U.S. Classification382/199
International ClassificationG06K9/48, B44F1/12, B42D15/00, B42D15/10
Cooperative ClassificationB42D25/425, B42D25/00, B42D25/29
European ClassificationB42D15/00C, B42D15/10
Legal Events
DateCodeEventDescription
Oct 26, 2006ASAssignment
Owner name: COMMONWEALTH SCIENTIFIC AND INDUSTRIAL RESEARCH OR

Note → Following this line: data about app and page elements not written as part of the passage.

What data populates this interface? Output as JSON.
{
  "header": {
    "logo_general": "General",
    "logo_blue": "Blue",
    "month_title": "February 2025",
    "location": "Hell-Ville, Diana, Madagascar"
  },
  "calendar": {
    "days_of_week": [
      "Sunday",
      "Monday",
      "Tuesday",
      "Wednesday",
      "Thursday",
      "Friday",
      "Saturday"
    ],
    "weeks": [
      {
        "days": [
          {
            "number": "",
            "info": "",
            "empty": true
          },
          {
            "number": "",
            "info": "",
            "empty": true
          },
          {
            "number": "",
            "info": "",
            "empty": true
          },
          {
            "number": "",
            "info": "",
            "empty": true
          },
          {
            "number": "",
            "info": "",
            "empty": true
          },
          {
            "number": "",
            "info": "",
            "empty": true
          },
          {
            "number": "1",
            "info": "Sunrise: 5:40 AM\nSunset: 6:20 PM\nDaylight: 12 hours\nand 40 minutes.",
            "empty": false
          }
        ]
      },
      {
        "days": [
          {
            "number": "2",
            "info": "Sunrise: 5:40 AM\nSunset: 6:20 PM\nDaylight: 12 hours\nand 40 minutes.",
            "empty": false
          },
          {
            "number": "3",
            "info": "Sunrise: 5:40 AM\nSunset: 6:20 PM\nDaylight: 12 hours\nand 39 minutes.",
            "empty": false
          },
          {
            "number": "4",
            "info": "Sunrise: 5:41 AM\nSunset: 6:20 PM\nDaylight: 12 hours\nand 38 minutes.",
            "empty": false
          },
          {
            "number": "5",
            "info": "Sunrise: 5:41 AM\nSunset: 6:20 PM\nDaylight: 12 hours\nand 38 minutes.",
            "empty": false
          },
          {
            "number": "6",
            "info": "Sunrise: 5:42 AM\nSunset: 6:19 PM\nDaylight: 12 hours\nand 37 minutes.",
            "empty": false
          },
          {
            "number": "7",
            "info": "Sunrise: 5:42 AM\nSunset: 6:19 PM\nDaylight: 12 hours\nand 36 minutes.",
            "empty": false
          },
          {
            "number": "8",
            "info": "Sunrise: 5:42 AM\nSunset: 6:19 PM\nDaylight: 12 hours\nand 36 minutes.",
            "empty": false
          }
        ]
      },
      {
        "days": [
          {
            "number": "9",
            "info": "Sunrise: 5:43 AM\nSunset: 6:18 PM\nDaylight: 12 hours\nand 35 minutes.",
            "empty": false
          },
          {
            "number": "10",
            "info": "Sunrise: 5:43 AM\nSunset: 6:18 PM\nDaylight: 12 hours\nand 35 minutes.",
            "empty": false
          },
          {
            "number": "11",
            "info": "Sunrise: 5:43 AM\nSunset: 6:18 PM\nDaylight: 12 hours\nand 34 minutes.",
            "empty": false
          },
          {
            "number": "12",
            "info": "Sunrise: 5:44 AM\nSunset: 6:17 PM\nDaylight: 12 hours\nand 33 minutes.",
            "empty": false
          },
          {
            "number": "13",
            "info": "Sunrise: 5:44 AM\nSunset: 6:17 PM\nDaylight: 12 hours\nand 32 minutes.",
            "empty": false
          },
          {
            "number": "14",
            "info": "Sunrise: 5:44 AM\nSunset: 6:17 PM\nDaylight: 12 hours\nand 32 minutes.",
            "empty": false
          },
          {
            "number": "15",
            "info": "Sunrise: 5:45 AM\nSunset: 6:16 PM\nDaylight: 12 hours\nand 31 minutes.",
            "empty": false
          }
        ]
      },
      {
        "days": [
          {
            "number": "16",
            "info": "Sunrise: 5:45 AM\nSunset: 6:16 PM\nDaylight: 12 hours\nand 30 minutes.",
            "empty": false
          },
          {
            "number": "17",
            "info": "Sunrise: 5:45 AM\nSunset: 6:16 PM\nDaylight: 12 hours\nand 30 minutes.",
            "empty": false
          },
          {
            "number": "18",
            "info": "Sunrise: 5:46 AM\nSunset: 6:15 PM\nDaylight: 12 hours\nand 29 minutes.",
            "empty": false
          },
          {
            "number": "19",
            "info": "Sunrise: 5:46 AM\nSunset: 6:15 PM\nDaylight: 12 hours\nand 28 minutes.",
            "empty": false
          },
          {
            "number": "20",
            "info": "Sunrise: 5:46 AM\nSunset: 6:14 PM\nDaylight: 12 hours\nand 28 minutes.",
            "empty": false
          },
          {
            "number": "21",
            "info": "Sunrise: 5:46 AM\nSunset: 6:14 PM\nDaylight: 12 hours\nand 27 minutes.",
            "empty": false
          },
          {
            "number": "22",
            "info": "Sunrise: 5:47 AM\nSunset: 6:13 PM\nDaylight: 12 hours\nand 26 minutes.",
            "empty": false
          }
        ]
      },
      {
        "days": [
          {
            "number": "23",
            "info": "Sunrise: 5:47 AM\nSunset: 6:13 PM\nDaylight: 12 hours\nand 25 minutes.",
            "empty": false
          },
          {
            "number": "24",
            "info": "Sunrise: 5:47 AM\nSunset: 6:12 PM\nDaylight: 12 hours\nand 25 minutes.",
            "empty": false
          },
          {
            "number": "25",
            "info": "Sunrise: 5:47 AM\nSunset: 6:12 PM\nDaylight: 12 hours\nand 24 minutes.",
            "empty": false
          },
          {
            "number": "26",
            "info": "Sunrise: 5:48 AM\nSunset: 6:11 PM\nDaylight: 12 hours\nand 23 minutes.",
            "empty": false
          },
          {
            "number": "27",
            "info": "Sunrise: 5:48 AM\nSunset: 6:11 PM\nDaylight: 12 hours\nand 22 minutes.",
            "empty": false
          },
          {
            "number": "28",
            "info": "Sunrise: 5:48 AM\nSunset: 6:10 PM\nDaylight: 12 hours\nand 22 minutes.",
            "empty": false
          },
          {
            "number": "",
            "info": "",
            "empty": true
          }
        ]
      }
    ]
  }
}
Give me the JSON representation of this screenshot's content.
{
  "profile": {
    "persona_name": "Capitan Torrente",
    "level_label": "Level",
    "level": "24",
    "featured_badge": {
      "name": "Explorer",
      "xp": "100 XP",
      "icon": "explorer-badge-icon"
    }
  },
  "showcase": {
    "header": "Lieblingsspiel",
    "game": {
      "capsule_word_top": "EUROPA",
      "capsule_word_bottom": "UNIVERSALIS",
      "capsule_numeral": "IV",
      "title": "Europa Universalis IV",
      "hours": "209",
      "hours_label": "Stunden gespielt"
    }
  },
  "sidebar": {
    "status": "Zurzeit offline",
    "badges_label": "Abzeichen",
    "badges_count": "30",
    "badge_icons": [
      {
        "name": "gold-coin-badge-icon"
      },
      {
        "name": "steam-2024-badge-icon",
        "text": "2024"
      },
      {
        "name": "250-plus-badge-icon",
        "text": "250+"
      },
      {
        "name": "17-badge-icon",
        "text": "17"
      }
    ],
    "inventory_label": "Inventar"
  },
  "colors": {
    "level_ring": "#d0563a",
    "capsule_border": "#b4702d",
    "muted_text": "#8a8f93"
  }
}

Free format text: ASSIGNMENT OF ASSIGNORS INTEREST;ASSIGNORS:DAVIS, TIMOTHY JOHN;LEE, ROBERT ARTHUR;MCCARTHY, LAWRENCE DAVID;AND OTHERS;SIGNING DATES FROM 20060130 TO 20060213;REEL/FRAME:018493/0034